Aim of the task »
Provide only the number of lines in the data below that contain the string "from".

*** Opening Given information ***

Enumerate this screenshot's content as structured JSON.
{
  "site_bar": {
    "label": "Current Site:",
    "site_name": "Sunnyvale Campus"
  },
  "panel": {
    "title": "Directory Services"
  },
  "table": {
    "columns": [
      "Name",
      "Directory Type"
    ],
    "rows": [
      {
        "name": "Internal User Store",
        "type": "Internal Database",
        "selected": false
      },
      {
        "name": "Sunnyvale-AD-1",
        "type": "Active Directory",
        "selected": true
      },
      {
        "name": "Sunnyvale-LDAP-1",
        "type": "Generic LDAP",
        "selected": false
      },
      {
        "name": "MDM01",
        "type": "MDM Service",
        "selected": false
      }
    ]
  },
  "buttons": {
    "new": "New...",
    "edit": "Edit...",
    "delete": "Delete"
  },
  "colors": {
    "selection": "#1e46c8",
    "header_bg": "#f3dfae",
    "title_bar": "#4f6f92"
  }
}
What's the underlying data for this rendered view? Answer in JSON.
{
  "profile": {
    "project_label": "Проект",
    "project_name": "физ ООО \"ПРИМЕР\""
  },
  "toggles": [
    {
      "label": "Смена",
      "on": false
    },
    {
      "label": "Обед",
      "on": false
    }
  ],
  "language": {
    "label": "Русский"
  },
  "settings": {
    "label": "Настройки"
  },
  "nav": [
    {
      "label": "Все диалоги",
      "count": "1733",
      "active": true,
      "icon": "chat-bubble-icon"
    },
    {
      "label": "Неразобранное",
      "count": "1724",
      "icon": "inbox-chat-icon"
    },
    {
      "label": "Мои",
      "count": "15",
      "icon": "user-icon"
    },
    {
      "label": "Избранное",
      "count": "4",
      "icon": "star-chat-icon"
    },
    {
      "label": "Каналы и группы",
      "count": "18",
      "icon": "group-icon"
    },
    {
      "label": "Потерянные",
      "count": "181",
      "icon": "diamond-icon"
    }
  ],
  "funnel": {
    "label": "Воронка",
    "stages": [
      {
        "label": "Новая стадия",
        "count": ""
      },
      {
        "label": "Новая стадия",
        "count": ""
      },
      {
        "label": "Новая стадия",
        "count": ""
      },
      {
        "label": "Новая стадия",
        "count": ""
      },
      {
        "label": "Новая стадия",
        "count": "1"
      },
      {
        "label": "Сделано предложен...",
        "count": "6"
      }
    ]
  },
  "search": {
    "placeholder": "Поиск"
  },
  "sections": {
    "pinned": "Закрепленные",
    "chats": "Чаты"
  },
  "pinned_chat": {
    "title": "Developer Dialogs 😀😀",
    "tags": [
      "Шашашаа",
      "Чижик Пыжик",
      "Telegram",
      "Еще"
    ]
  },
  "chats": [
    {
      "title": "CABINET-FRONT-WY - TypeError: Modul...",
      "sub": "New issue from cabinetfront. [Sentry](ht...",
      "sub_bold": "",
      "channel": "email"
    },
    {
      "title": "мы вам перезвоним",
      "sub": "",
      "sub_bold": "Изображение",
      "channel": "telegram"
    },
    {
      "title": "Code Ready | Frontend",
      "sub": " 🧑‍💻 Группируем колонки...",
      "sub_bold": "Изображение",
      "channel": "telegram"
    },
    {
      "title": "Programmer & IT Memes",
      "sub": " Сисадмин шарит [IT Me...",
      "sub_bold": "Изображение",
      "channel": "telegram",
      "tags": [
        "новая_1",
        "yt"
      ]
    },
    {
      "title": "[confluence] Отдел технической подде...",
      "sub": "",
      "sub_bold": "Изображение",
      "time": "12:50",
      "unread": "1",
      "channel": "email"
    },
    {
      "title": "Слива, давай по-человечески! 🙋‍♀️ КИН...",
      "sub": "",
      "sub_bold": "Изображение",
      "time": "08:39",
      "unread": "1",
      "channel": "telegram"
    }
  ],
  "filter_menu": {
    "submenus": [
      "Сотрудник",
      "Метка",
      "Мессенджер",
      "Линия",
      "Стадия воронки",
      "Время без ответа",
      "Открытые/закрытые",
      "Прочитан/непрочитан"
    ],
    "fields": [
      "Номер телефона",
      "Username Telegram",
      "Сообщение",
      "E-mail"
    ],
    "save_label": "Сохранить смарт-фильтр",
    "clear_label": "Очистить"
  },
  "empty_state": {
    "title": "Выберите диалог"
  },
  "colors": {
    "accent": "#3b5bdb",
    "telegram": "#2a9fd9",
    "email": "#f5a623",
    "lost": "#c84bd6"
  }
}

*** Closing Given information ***
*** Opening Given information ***

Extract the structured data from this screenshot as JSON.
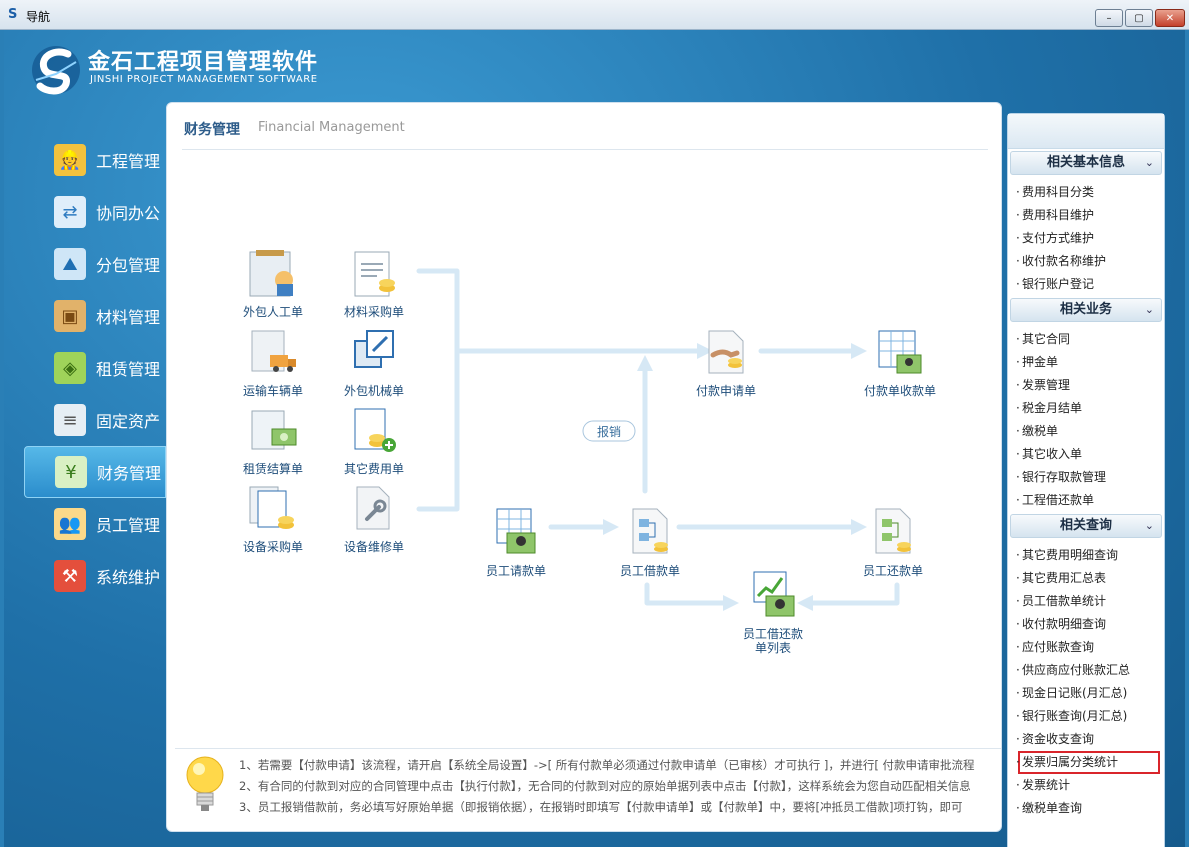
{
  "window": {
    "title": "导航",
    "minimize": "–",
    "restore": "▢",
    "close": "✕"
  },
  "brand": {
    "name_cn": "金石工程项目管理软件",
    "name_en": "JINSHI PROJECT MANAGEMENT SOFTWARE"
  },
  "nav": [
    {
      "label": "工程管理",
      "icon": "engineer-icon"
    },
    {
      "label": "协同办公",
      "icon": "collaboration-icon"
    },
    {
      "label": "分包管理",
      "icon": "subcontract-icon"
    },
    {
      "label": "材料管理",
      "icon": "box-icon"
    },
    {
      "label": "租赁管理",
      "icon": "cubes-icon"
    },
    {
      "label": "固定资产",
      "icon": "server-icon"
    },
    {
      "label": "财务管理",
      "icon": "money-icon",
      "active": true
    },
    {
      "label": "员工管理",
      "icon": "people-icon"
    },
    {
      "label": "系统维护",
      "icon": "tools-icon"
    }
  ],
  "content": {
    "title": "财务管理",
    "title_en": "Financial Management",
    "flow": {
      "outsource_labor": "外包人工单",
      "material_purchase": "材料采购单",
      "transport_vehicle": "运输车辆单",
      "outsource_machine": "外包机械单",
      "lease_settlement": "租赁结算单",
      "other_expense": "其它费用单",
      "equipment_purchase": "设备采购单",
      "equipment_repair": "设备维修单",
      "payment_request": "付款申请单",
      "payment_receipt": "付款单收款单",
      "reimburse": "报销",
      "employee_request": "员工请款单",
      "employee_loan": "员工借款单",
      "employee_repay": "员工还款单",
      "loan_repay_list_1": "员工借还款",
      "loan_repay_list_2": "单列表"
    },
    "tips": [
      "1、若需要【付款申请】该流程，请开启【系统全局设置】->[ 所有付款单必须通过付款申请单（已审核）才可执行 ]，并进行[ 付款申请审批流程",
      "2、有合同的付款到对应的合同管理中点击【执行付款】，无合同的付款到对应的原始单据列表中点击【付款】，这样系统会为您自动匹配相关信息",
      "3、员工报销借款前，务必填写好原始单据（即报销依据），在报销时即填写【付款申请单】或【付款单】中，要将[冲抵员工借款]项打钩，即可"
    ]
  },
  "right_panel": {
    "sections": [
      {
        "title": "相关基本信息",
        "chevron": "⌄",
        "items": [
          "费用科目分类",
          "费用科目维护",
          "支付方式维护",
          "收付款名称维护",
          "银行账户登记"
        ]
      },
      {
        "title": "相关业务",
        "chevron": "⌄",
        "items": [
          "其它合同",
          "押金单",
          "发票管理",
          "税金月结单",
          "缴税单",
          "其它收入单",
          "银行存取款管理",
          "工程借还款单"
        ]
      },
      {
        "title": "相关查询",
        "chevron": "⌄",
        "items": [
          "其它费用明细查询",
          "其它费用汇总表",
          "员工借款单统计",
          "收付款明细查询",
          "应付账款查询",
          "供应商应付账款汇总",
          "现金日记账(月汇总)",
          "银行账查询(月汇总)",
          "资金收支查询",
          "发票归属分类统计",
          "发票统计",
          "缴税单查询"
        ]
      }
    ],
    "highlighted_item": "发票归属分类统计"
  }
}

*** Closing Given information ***

Solution to the problem »
2